Advertising in Dreams is Coming: Now What?
Molson Coors recently announced a new kind of advertising campaign. Timed for the days before Super Bowl Sunday, it was designed to infiltrate our dreams. They planned to use "targeted dream incubation" (TDI) to alter the dreams of the nearly 100 million Super Bowl viewers the night before the game—specifically, to have them dream about Coors beer in a clean, refreshing, mountain environment—and presumably then drink their beer while watching the Super Bowl. Participants in what Coors called ‘the world’s largest dream study’ would get half off on a 12 pack of Coors; if they sent the link to a friend who also incubated their dreams, the 12 pack was free. With this campaign, Coors is proudly pioneering a new form of intrusive marketing. “Targeted Dream Incubation (TDI) is a never-before-seen form of advertising,” says Marcelo Pascoa, Vice President of Marketing at Molson Coors.

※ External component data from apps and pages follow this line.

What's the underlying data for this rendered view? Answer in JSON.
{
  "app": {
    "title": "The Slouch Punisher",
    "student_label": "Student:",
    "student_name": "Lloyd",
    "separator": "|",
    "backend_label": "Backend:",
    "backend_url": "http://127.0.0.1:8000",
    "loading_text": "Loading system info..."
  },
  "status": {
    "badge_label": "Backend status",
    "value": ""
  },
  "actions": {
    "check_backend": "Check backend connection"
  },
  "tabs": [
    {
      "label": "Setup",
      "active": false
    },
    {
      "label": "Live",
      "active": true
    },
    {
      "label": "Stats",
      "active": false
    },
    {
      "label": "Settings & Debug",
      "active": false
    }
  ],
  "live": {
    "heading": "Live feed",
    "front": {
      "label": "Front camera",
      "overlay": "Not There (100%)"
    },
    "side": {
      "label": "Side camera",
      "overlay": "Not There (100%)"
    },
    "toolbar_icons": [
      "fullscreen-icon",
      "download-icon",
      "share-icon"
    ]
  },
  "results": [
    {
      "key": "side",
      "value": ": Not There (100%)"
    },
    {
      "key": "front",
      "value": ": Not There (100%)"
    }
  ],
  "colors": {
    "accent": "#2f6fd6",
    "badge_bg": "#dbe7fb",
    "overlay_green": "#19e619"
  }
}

With brain imaging techniques beginning to capture the core contents of people’s dreams and sleep studies establishing real-time communication between researchers and sleeping dreamers, the kind of dream incubation until recently assumed to be the pure science fiction of movies like Inception is now becoming reality. Coors is not the only company expressing interest in using these novel dream incubation technologies: Xbox's Made From Dreams uses TDI to give professional gamers dreams of their favorite video games, while Playstation advertises a new Tetris game based on a sleep study demonstrating that gameplay incubates Tetris dreams. In 2018, Burger King created a "nightmare" burger for Halloween, claiming that a sleep laboratory study had ‘clinically proven’ it would induce nightmares. And multiple marketing studies are openly testing new ways to alter and motivate purchasing behavior through dream and sleep hacking. The commercial, for-profit use of dream incubation is rapidly becoming a reality.